By ELIZABETH COOPER • Special to www.AllOTSEGO.com
The hospital network has now created a hotline for anyone who needs help handling the pressures and concerns of these unusual times.
“Many people, although they may have family members in the area and are staying in touch, still feel isolated and alone,” said Ann Marie Mills, the licensed clinical social worker at Bassett Healthcare Network who is leading the 10 person hotline team. “It is often useful to them to have a non-family member or friend to feel their worries and concerns.”
The hotline, 607-322-0157, is staffed 24/7 and is free of charge.
“Someone might not want to burden their families, who might be getting the groceries for them or getting them to the doctor, but they still need an ear,” Mills said. “Someone to reassure then that their concerns are normal.”

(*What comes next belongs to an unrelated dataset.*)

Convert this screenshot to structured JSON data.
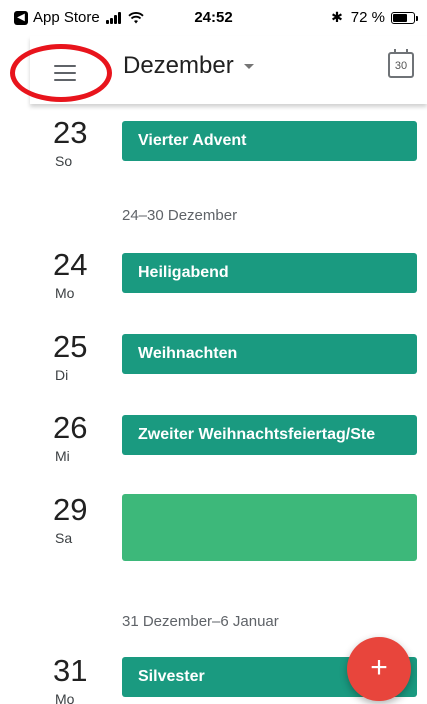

Staff all have mental health credentials and can talk people through whatever they are feeling. And they can also help find other resources to address the root causes of those worries.
The team has been taking calls almost since the beginning of the pandemic. In the beginning, medical staff taking calls on Bassett’s COVID hotline, 607-547-5555, referred people if they thought there could be a benefit.
As the crisis continued it became clear that a line dedicated to emotional support could help many people.
Callers were feeling stress over a range of things, from worries while waiting for test results to financial troubles caused by job loss to fears of contracting the virus. Now, the reopening process is sparking new concerns for people.
The hotline will be staffed round the clock so that people will be able to call whenever they feel they need to.
“Sometimes people are worrying in the middle of the night about issues that pop up,” Mills said. “We are there to help, whatever the needs.”
For example, if a parent is feeling overwhelmed about managing their children’s schoolwork, the person on the other end of the line can do some legwork to determine how to reach the child’s teacher or who else to call, Mills said. Staff also has information about food resources, rent help and other types of assistance people might need.
“We could even make calls on behalf of a person,” Mills said. “We are a kind of a Jack-of-all-trades for mental health support.”
There may also be follow up calls if necessary, she said.
“This line is available to anyone,” said Mills. “We encourage people to call.”
Though the numbers are down now that Otsego County’s numbers have dwindled – there hasn’t been a new case in nearly three weeks – as many as eight new people seek Covid-related mental health services a day, she said.
So far, almost all the calls have been from people who do not see a therapist regularly, Mills said. Those already talking to a professional would likely contact that individual if they were experiencing stress, she said.
If a caller develops a rapport with a particular practitioner they can ask to speak with them again. If they are not working that shift they can call back, she said.
Also, she said, she has not heard of people calling the line with suicidal thoughts. If someone did, her staff would be prepared, however.
If they did?
“We are all licensed professionals and we would get them support,” she said. “We have connections to the ER and if someone feels that way we would always want them to go there.”